Content starts

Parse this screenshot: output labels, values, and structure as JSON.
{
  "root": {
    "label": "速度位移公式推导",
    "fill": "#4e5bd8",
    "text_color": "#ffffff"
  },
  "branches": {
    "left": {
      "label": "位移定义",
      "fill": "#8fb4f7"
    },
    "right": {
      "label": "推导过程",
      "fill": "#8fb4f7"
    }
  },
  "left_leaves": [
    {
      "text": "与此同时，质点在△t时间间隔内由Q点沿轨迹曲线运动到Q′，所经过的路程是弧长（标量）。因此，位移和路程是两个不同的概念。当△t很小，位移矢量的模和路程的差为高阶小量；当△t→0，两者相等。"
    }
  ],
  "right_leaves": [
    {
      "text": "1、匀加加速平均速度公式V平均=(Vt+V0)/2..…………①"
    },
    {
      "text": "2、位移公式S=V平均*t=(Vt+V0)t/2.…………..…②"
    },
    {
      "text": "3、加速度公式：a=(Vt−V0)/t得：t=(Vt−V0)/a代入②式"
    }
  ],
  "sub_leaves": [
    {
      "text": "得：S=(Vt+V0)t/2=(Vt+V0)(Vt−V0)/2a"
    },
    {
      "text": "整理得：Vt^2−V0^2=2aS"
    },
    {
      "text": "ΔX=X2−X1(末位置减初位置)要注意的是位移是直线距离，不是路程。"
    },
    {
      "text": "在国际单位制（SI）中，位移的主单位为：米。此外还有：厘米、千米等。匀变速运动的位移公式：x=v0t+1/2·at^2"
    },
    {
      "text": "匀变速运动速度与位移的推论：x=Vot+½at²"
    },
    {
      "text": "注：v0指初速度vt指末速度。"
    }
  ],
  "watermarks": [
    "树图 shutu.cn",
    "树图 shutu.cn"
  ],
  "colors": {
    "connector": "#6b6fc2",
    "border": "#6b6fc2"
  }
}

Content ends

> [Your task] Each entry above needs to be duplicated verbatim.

> [Answer]
Parse this screenshot: output labels, values, and structure as JSON.
{
  "root": {
    "label": "速度位移公式推导",
    "fill": "#4e5bd8",
    "text_color": "#ffffff"
  },
  "branches": {
    "left": {
      "label": "位移定义",
      "fill": "#8fb4f7"
    },
    "right": {
      "label": "推导过程",
      "fill": "#8fb4f7"
    }
  },
  "left_leaves": [
    {
      "text": "与此同时，质点在△t时间间隔内由Q点沿轨迹曲线运动到Q′，所经过的路程是弧长（标量）。因此，位移和路程是两个不同的概念。当△t很小，位移矢量的模和路程的差为高阶小量；当△t→0，两者相等。"
    }
  ],
  "right_leaves": [
    {
      "text": "1、匀加加速平均速度公式V平均=(Vt+V0)/2..…………①"
    },
    {
      "text": "2、位移公式S=V平均*t=(Vt+V0)t/2.…………..…②"
    },
    {
      "text": "3、加速度公式：a=(Vt−V0)/t得：t=(Vt−V0)/a代入②式"
    }
  ],
  "sub_leaves": [
    {
      "text": "得：S=(Vt+V0)t/2=(Vt+V0)(Vt−V0)/2a"
    },
    {
      "text": "整理得：Vt^2−V0^2=2aS"
    },
    {
      "text": "ΔX=X2−X1(末位置减初位置)要注意的是位移是直线距离，不是路程。"
    },
    {
      "text": "在国际单位制（SI）中，位移的主单位为：米。此外还有：厘米、千米等。匀变速运动的位移公式：x=v0t+1/2·at^2"
    },
    {
      "text": "匀变速运动速度与位移的推论：x=Vot+½at²"
    },
    {
      "text": "注：v0指初速度vt指末速度。"
    }
  ],
  "watermarks": [
    "树图 shutu.cn",
    "树图 shutu.cn"
  ],
  "colors": {
    "connector": "#6b6fc2",
    "border": "#6b6fc2"
  }
}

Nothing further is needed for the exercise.